As somebody once said, the world in which we live is so complex that it is impossible to know everything there is to know and to understand why certain things are the way they are. This complexity has only become more apparent the more we have learned about our environment and the ways in which we can manipulate it for our own benefit, and about our existence as a species. Previously, ignorance had us blissfully unaware of the vast potential of possibilities that lay before us whilst we foraged through the forests looking for our next meal. Naturally, as science has quickly become our go-to tool for making sense of the world in which we live, the number of fields of study undertaken by humans has exploded, making specialisation the only real feasible way to dive deep into a given problem. The problem with specialisation however is that the deeper we go, the more siloed our research becomes. Oftentimes, we may end up making a discovery that may be crucial to research in another field, but it doesn't get noticed until that information is published - and even then it still depends on people making the necessary connections to find utility in other people's work.

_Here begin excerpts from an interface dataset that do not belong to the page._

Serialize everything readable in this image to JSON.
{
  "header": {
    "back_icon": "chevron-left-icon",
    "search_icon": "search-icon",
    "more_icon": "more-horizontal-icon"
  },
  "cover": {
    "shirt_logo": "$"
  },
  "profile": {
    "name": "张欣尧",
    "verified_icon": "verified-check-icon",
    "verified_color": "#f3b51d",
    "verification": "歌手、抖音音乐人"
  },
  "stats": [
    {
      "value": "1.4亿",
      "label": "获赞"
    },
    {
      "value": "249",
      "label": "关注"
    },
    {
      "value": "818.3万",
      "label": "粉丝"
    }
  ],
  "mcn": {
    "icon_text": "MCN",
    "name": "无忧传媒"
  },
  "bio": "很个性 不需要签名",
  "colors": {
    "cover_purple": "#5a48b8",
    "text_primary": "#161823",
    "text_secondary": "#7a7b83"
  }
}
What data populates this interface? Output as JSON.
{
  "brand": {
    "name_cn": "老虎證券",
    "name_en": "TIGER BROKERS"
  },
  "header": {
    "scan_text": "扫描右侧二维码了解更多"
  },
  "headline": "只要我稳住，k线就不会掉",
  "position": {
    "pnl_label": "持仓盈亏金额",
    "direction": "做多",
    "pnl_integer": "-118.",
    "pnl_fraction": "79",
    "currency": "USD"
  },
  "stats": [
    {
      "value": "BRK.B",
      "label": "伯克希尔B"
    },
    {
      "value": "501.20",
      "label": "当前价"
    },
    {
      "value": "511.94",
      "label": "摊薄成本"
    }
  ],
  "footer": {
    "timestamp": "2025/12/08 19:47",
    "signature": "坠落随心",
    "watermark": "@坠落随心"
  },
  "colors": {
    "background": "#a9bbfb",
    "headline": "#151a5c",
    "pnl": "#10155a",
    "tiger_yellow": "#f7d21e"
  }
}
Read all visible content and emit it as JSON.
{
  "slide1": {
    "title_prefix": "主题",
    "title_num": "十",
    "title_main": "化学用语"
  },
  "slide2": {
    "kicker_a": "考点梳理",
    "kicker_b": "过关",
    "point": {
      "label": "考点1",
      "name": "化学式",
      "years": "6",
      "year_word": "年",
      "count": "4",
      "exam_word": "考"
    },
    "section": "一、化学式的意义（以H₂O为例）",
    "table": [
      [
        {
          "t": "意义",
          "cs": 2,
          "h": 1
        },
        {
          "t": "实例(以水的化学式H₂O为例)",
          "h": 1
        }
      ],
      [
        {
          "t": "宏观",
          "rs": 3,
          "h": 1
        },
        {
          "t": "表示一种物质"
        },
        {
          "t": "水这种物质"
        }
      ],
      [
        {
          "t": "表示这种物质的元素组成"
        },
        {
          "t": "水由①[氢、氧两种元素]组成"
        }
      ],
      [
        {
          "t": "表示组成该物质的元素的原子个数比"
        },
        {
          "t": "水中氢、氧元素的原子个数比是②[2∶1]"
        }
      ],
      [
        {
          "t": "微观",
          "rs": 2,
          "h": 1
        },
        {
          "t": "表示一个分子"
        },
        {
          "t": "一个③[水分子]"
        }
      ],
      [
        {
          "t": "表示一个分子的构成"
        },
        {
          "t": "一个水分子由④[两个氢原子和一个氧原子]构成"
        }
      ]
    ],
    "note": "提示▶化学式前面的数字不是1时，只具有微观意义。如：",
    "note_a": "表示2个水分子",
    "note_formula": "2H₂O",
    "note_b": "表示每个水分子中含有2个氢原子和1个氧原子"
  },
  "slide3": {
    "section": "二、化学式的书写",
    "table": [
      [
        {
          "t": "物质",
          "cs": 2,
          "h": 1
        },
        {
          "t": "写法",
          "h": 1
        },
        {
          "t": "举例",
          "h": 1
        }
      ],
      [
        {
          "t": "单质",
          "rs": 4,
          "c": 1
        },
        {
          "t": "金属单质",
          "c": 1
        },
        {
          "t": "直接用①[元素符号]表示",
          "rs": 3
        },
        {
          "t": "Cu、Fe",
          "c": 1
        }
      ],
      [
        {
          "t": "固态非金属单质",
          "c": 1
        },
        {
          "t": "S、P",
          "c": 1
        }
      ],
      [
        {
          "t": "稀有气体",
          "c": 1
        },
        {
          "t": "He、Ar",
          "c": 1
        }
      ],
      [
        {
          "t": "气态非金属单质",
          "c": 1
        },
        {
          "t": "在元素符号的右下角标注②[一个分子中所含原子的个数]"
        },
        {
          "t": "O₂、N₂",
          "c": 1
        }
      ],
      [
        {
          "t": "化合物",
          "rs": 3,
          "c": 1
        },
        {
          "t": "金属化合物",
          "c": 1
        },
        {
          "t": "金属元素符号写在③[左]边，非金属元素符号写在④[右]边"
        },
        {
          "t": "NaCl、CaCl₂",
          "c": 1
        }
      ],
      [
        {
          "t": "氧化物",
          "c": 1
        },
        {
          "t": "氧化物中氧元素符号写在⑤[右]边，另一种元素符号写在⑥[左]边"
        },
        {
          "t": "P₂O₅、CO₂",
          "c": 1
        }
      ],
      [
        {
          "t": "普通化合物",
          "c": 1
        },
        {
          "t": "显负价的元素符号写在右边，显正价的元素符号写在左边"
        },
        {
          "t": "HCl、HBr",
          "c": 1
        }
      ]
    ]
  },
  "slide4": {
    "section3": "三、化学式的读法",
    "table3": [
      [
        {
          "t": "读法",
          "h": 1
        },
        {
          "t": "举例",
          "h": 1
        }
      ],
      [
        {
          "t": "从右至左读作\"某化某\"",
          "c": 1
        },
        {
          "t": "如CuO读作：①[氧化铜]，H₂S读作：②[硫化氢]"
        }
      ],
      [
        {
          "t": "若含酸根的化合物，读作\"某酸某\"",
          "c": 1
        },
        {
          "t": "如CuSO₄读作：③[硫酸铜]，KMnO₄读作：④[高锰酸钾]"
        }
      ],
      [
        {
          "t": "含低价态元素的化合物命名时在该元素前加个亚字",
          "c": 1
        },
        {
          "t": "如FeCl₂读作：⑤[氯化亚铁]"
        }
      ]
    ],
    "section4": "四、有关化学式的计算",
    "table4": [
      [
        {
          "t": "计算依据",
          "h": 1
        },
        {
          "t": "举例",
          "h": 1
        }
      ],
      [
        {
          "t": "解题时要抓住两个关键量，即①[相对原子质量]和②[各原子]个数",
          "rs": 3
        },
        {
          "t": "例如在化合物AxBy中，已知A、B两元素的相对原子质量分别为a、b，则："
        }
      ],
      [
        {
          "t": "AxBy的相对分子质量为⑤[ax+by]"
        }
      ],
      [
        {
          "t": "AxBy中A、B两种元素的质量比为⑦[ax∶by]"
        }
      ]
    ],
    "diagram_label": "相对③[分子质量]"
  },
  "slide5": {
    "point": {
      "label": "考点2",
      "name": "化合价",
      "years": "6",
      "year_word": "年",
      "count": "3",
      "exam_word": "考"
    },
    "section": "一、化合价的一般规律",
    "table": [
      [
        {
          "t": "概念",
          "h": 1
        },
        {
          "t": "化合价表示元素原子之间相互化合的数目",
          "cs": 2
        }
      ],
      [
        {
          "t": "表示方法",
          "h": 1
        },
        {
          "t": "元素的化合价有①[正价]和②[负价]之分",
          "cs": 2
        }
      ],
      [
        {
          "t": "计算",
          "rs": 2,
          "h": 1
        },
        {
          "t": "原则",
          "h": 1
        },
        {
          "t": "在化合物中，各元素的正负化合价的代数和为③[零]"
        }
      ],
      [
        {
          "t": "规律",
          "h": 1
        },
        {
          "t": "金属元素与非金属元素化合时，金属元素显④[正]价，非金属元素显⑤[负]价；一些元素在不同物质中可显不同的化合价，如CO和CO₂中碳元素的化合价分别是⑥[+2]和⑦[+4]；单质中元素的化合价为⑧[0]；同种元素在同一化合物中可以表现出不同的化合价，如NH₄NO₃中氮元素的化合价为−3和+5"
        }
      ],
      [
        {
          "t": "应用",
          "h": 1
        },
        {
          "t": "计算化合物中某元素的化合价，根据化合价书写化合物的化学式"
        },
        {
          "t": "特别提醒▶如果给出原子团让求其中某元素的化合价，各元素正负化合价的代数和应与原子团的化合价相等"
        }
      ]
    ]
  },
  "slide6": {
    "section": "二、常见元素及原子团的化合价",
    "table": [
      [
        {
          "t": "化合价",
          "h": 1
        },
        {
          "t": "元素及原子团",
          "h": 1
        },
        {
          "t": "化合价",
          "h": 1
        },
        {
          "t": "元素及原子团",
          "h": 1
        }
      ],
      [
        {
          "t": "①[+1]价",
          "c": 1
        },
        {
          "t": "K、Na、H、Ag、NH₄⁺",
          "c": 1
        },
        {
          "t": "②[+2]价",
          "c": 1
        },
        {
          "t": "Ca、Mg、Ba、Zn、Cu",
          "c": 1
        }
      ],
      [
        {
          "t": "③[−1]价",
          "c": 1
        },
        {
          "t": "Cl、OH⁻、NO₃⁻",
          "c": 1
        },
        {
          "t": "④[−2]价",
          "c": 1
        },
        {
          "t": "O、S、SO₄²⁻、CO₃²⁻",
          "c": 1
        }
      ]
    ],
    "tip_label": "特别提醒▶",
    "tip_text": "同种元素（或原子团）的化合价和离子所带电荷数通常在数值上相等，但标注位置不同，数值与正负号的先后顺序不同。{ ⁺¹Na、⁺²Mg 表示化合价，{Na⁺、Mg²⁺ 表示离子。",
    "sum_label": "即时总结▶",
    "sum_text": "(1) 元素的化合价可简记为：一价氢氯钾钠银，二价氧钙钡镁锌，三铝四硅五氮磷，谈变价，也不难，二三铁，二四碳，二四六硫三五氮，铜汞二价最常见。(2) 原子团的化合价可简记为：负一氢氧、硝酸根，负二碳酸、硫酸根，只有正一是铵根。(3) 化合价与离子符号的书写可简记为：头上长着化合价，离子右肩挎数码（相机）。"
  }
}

I have found the study of the mind and ultimately of intelligence, to be such a diverse field of research that it intuitively feels as though to truly understand the inner workings of the human brain and to replicate it, we need to specialise in a myriad of different subjects, from neuroscience to computer science, from biomechanics to psychology, from physics to information theory, you get the idea...
As a designer, I have started with little knowledge in most of the aforementioned fields of study, but what I do have, which I believe may be useful, is a different perspective and collection of skillsets. That’s wishful thinking, sure, but we designers are generally an optimistic / arrogant / inventive / obnoxious bunch.
I have intentionally spent my design career by not specialising in any one thing and have always considered myself to be more of a generalist. By wielding a wide range of skills, I have been able to take on a much more diverse range of projects and ultimately bring in knowledge from completely unexpected areas.
Through this project, I hope to make sense of some difficult to understand theories within the realm of AI research, whilst attempting to connect some of the dots along the way that may bring about new insights into the development of an artificial mind.
I will attempt to visualise concepts in an interactive way (where possible) to help clarify my ideas. If you haven't already noticed, all words in blue / rgb(33, 150, 243) / #2196F3 are interactive in some way, so keep an eye out for them, otherwise you'll probably miss some of my more nuanced / silly / pointless stuff.
These posts are also best viewed in the Chrome browser - Safari and Firefox users, you have been warned! And I would assume anyone reading this hasn’t opened Internet Explorer in at least a decade.
I am by no means an expert in any of these fields and accept that my knowledge and understanding may be severely lacking in some areas. If you haven’t yet figured, I’m joking half the time and the other half I’m pretending to know what I’m talking about - I believe that covers my ass. Now let’s go do some semi-pseudo-science!